# YOUR GOAL
In the lines below, look for "have". Copy each line where it appears.

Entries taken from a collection

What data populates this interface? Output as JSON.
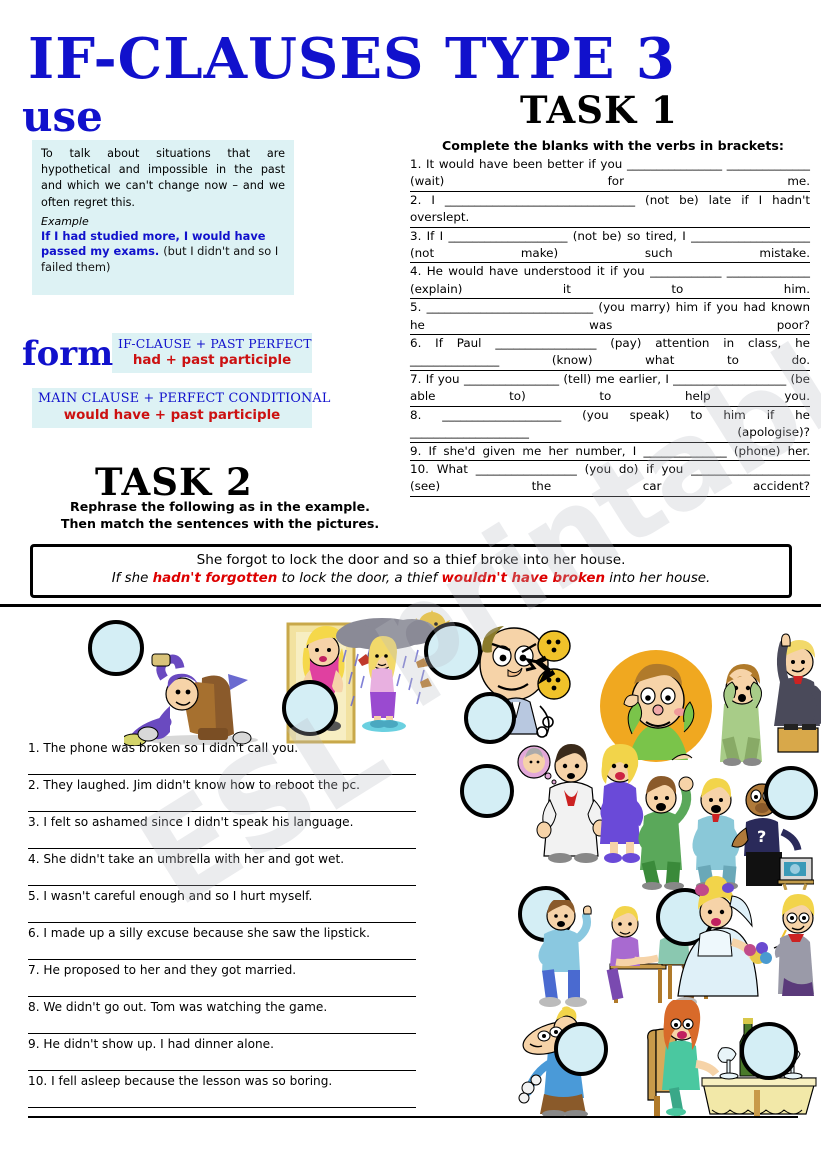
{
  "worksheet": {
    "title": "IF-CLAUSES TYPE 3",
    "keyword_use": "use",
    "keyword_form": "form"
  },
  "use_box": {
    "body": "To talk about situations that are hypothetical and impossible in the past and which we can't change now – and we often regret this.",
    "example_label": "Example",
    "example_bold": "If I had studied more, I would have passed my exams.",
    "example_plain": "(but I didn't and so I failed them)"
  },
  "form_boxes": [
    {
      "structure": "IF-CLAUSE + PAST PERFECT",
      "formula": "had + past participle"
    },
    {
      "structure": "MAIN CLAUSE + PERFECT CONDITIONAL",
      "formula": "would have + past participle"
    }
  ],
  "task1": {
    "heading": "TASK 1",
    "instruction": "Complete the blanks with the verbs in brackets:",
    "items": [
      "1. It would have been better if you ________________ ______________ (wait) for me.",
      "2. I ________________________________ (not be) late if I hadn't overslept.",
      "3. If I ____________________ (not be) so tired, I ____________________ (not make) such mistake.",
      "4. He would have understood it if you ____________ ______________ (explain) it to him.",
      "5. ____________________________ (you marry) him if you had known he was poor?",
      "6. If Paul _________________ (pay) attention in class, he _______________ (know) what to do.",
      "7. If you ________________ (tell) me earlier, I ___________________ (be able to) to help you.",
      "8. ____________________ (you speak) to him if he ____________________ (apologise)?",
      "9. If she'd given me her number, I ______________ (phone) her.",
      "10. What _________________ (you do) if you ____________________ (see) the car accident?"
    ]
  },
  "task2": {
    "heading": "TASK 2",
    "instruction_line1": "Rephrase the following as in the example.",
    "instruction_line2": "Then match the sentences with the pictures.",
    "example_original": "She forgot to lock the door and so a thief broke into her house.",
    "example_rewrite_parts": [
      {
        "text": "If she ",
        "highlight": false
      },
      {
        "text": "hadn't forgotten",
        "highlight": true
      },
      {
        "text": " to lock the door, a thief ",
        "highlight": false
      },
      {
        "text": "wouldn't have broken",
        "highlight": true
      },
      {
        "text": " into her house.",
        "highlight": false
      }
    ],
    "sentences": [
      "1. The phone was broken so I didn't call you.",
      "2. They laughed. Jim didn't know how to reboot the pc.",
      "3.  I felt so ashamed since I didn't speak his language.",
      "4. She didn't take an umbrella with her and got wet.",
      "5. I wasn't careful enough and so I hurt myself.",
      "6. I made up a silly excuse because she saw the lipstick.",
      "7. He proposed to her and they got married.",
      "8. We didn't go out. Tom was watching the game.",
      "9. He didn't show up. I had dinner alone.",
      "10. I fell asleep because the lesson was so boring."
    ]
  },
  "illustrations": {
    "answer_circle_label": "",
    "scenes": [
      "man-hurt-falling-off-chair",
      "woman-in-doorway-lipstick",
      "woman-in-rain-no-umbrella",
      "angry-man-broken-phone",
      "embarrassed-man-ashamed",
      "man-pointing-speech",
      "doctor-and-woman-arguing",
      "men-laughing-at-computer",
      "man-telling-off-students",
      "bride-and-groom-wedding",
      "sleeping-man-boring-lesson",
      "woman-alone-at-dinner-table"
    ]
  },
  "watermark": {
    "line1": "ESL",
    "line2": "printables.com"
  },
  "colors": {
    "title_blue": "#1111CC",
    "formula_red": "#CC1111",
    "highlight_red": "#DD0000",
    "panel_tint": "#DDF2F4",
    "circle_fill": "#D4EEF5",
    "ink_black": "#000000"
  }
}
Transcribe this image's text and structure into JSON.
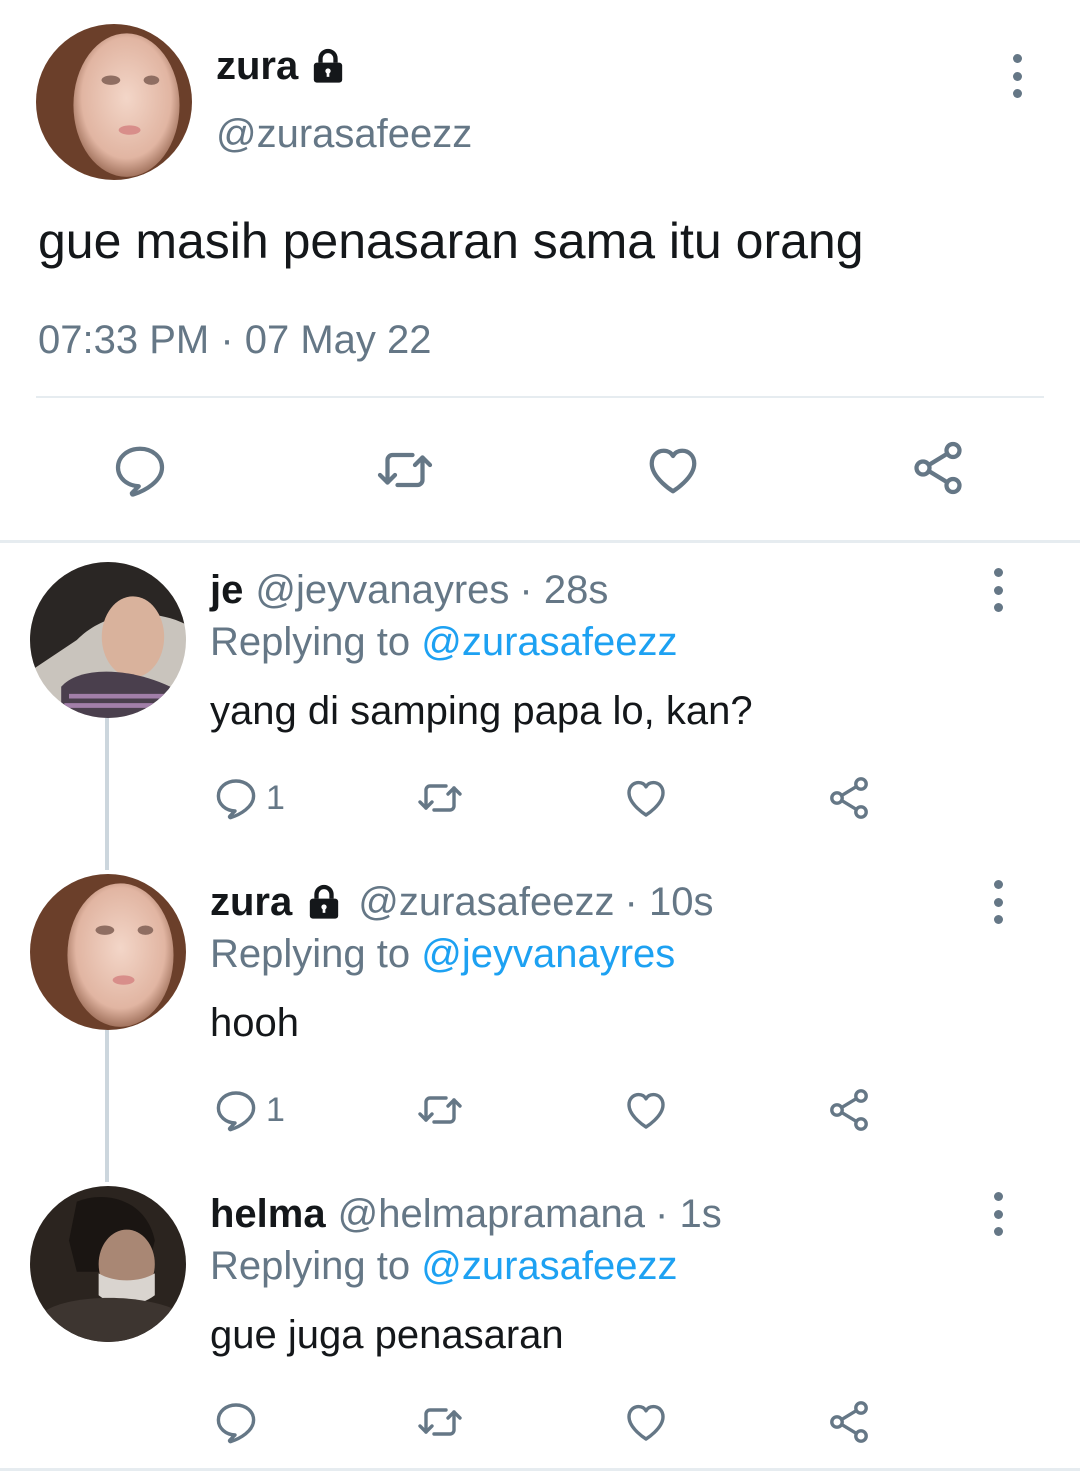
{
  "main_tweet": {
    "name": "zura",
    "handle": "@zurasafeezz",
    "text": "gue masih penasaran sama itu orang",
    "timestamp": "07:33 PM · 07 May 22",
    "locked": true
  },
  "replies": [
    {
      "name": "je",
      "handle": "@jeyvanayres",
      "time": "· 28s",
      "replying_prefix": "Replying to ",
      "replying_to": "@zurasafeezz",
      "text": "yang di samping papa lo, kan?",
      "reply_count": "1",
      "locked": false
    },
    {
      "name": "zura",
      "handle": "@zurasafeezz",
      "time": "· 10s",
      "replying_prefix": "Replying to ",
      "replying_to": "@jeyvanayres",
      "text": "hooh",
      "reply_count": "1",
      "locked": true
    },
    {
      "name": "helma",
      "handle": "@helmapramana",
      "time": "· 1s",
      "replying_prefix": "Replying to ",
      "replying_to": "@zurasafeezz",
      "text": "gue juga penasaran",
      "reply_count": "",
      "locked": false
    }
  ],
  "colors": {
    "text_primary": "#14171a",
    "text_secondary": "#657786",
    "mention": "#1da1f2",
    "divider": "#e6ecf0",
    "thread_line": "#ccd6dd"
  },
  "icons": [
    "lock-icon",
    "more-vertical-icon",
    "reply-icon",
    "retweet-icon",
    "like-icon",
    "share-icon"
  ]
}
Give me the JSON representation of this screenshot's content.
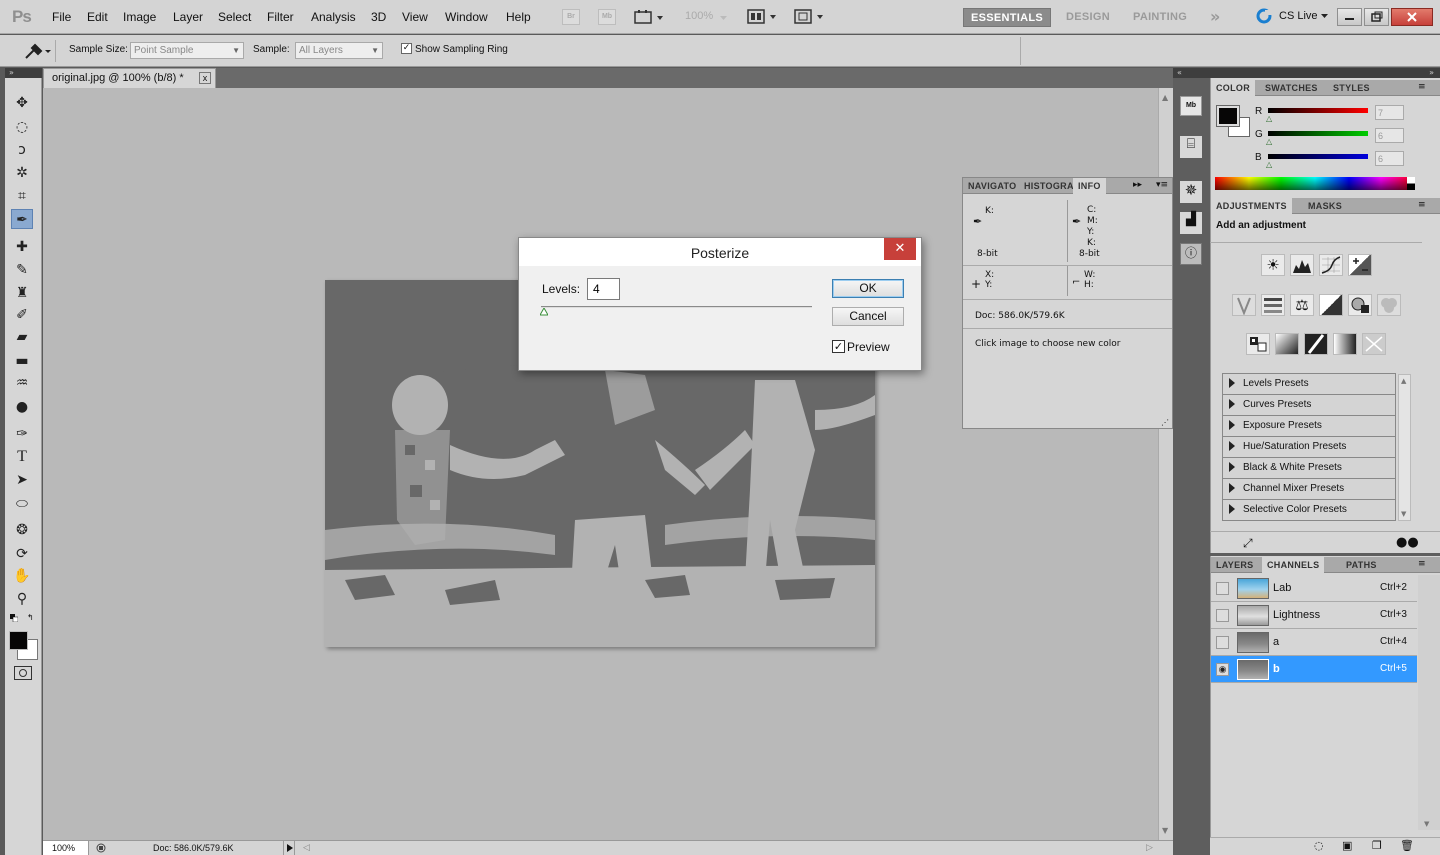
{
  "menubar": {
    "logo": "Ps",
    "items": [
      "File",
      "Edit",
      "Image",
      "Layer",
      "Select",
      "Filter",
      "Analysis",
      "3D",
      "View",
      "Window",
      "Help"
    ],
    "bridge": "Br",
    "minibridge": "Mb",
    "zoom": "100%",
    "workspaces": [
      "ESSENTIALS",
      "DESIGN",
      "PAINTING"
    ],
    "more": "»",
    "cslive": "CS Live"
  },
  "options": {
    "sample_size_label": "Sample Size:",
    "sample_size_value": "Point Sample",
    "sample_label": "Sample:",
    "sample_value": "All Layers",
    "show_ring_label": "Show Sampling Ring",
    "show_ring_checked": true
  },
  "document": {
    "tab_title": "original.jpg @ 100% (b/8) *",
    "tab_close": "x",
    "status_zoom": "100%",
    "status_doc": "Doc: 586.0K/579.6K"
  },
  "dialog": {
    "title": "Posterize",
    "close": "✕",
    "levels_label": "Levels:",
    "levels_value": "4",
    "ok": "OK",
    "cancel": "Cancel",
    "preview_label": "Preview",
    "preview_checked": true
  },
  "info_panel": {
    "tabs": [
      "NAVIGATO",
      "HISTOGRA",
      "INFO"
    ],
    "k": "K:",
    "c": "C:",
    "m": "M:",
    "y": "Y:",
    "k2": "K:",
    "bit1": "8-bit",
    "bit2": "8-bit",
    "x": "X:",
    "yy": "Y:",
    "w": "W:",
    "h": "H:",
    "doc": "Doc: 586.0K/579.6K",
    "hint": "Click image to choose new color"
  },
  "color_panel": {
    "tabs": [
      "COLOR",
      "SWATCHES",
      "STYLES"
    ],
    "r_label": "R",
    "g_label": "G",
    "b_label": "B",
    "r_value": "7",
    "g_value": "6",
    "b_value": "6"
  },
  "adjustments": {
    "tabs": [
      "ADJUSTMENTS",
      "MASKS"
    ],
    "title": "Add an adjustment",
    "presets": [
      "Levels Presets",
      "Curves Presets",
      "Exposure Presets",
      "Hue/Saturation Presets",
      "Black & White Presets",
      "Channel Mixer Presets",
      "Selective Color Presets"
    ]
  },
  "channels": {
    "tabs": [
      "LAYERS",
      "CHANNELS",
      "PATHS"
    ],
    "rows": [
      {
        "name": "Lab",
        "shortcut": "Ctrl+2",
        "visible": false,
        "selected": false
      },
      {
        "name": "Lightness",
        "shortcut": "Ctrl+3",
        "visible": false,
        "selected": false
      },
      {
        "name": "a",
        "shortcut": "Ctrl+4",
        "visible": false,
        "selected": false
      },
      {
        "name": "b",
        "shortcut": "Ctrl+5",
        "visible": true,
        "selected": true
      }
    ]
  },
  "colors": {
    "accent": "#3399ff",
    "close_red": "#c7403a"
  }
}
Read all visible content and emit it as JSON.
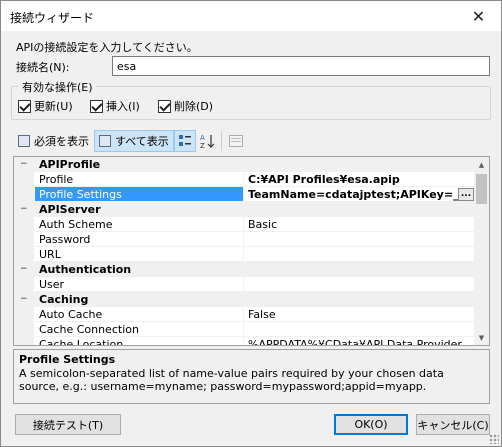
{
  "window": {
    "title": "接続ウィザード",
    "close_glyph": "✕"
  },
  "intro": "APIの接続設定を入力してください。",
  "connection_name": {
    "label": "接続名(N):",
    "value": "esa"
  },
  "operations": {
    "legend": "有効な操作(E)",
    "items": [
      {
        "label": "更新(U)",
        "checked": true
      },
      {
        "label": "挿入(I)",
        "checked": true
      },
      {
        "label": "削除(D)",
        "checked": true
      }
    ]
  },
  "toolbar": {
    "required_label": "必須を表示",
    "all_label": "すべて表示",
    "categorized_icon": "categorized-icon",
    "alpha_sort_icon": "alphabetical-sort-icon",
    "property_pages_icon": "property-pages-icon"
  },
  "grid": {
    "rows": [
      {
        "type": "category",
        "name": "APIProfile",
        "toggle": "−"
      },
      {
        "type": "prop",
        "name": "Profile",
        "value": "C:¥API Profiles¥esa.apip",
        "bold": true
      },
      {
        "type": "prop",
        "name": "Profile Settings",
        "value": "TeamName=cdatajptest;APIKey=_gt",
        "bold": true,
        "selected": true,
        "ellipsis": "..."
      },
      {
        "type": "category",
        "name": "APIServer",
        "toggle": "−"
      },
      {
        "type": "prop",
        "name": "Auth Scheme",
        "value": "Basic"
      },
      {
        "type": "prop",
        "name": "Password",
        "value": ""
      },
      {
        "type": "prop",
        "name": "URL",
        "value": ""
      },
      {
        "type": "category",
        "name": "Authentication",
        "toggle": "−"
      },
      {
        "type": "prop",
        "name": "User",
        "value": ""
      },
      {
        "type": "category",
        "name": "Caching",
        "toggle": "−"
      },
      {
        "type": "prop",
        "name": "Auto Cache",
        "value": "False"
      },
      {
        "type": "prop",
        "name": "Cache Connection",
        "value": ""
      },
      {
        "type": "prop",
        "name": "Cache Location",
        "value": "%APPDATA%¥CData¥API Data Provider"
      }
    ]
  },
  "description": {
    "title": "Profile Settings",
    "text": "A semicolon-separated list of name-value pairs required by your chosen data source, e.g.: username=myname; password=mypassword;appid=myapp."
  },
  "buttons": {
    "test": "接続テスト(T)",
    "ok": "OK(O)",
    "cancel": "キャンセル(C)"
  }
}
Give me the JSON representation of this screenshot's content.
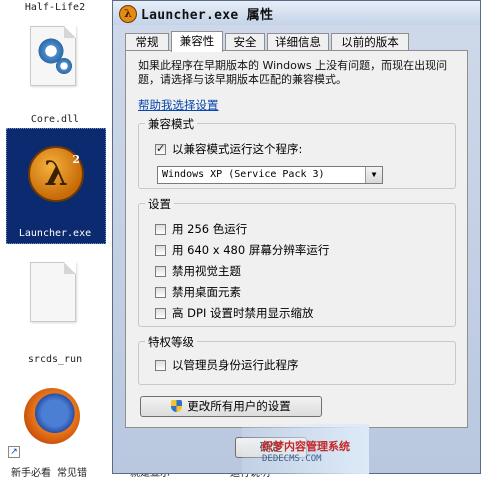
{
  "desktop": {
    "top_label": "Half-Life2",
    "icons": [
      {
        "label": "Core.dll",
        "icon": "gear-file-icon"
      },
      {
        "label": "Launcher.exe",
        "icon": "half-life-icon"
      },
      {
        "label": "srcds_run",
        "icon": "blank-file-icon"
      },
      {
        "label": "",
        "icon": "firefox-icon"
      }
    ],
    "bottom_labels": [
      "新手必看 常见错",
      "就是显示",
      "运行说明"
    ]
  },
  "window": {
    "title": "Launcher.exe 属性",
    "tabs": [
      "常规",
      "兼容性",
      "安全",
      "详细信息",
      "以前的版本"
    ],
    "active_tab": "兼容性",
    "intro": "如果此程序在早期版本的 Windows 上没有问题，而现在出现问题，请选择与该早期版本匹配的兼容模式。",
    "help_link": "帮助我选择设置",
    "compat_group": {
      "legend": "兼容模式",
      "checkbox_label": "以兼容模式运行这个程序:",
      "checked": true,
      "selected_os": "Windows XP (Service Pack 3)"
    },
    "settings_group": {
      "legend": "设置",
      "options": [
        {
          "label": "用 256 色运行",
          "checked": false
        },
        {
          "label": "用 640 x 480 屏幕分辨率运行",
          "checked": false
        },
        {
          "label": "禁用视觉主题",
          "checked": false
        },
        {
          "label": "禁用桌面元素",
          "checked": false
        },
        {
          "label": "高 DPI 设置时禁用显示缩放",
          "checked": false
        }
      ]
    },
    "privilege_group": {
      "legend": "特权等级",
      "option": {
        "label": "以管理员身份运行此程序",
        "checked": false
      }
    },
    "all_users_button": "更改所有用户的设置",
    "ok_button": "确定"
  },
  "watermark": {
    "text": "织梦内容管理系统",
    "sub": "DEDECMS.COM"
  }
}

# TASK OUTPUT
    "example_bold": "If I had studied more, I would have passed my exams.",
      "formula": "would have + past participle"
      "1. It would have been better if you ________________ ______________ (wait) for me.",
      "4. He would have understood it if you ____________ ______________ (explain) it to him.",
        "text": "wouldn't have broken",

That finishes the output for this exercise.